Edward Snowden has had a profound impact on the way the entire world views online privacy. The whistleblower’s NSA leaks have also cost some of the world’s leading technology brands quite a bit of money as a direct result of lost sales.
As highlighted in a recent report from Reuters, China has removed several western-based companies from its approved state purchase list in the wake of what has proven to be widespread cyber surveillance.
Cisco Systems, for example, had 60 products on the country’s Central Government Procurement Center’s list in 2012. By late last year, Cisco had been wiped off the list completely. And they’re not the only ones as Apple, server software maker Citrix Systems and McAfee have also been kicked to the curb.
The report notes that the number of products on the list has shot up by more than 2,000 in the past two years, currently sitting at just under 5,000 approved devices. Unfortunately for US companies, almost all of the new products are those created locally in China.
In total, the number of approved foreign tech brands has dropped by a third.
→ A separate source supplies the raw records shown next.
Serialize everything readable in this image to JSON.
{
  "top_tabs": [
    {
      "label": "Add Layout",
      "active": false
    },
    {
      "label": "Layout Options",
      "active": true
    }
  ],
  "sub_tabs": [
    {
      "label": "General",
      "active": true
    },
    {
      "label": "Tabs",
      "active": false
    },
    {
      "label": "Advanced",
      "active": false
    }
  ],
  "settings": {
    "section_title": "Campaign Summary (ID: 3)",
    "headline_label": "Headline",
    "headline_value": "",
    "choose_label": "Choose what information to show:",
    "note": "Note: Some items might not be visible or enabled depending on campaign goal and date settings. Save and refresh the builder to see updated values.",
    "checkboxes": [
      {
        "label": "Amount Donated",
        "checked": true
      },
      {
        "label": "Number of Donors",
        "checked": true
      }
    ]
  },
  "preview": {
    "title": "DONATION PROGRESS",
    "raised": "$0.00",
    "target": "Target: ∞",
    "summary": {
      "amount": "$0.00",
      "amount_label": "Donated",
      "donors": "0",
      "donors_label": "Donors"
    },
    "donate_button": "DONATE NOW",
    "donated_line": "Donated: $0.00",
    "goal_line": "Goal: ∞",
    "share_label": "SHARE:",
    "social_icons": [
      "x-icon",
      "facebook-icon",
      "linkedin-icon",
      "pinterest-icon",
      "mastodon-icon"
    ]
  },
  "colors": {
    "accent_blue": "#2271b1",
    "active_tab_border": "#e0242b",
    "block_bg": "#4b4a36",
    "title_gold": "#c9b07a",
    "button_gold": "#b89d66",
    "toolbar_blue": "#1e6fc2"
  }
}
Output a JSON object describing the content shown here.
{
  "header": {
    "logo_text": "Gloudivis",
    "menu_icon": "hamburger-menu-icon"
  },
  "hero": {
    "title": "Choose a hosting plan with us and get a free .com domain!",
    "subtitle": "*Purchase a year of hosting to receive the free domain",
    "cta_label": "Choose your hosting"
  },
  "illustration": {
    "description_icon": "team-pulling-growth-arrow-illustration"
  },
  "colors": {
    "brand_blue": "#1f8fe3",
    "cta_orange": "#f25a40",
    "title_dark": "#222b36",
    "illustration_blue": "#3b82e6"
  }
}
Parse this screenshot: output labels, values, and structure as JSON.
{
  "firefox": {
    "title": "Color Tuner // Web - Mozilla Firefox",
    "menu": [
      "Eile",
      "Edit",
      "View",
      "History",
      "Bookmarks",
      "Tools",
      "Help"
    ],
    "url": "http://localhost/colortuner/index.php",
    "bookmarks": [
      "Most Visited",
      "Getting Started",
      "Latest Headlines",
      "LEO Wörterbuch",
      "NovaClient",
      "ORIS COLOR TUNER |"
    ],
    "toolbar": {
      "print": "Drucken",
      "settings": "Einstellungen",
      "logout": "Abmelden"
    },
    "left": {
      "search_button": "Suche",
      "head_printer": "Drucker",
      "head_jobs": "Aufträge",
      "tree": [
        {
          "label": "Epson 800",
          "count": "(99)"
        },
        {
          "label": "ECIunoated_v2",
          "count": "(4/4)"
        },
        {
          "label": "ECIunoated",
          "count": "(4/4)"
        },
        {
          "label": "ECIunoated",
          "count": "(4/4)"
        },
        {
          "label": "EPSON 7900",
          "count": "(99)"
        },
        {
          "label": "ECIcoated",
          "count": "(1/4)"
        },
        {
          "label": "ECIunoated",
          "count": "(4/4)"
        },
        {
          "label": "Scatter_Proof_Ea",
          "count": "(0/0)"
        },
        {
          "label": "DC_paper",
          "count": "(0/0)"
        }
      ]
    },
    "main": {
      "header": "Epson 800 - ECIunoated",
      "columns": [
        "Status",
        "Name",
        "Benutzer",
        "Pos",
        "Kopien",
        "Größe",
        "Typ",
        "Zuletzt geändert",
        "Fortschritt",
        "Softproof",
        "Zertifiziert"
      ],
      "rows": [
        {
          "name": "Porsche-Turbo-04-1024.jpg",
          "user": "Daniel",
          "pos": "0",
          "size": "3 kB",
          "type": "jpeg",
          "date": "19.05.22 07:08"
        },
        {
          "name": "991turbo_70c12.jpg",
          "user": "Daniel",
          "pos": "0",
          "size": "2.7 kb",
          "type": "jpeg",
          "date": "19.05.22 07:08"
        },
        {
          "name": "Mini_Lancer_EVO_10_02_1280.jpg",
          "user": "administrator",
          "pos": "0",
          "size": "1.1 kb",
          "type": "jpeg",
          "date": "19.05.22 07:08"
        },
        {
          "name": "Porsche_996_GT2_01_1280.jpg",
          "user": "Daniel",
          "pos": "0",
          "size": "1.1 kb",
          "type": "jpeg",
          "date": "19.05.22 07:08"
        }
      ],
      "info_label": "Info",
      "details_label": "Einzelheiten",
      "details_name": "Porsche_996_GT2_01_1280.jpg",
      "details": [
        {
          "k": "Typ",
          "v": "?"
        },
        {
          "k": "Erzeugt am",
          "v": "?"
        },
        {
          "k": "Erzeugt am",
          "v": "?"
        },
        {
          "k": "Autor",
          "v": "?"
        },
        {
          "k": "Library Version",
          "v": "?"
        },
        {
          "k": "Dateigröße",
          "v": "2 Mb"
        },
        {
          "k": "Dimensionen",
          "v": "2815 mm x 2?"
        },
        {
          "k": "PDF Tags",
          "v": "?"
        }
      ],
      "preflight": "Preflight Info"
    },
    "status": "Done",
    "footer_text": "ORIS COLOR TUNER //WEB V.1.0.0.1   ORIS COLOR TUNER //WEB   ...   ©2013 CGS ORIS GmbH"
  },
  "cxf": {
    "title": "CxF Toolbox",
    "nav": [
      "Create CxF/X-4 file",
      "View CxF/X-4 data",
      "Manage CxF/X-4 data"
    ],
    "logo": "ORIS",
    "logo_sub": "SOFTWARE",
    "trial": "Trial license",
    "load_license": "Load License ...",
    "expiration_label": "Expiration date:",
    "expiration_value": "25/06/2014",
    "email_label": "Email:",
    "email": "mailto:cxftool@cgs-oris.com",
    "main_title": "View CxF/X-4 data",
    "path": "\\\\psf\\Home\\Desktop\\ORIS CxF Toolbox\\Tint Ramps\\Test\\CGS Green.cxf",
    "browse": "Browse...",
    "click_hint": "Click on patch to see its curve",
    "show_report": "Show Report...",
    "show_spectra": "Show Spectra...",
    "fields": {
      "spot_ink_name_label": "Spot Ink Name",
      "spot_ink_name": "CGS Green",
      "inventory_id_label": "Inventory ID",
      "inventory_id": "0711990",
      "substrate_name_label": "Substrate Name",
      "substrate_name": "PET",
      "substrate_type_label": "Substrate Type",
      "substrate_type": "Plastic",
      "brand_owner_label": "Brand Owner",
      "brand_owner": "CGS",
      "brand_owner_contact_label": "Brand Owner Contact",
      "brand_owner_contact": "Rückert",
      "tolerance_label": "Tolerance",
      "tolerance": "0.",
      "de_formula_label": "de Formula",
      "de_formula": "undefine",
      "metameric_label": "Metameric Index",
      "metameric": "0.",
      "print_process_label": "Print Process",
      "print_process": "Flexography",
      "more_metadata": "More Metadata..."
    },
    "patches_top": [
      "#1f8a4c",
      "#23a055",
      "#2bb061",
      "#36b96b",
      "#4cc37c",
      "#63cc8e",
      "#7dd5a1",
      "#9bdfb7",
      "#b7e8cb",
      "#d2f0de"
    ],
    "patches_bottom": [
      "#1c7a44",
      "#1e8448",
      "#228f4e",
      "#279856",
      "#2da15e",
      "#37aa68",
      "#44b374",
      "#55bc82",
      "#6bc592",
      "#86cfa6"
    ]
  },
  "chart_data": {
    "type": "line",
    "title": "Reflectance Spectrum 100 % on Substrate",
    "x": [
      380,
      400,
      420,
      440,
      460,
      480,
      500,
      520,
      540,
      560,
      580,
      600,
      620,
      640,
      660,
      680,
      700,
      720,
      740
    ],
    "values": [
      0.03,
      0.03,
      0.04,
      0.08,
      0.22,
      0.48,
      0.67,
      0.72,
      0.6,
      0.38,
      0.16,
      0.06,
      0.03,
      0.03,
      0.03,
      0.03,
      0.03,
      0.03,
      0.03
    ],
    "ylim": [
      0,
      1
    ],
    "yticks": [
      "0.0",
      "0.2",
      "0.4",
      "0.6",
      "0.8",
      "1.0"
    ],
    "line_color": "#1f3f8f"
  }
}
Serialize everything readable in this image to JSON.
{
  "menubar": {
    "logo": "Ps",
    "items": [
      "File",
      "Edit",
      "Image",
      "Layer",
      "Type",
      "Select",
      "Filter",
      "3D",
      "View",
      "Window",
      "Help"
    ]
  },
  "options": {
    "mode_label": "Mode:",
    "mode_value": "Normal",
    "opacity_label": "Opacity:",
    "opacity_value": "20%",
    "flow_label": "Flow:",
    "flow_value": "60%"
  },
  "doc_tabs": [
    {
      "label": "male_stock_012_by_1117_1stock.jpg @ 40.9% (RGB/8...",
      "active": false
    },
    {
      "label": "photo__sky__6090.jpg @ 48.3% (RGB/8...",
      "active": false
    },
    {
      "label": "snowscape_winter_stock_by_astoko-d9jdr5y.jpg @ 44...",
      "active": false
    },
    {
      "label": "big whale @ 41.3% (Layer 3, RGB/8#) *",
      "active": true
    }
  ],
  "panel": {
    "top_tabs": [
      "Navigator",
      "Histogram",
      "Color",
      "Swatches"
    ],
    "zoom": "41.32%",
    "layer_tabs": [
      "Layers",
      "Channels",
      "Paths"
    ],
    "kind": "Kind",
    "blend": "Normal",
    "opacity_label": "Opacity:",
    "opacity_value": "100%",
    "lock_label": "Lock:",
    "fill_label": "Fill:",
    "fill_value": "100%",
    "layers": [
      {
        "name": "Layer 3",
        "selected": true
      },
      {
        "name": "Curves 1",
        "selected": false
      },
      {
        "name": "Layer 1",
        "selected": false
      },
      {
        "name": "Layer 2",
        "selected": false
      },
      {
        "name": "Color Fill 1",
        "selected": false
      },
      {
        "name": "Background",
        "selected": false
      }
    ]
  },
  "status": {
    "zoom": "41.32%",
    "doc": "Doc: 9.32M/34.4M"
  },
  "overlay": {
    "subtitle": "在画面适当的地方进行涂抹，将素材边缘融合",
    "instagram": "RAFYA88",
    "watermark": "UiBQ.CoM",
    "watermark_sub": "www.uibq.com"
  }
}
Tu Xinquan, Associate Director of the China Institute of WTO Studies at the University of International Business and Economics in Beijing, said the Snowden incident has become a real concern, especially for the country’s top leaders. Xinquan added that in some sense, the American government has some responsibility for that and China’s concerns have some legitimacy.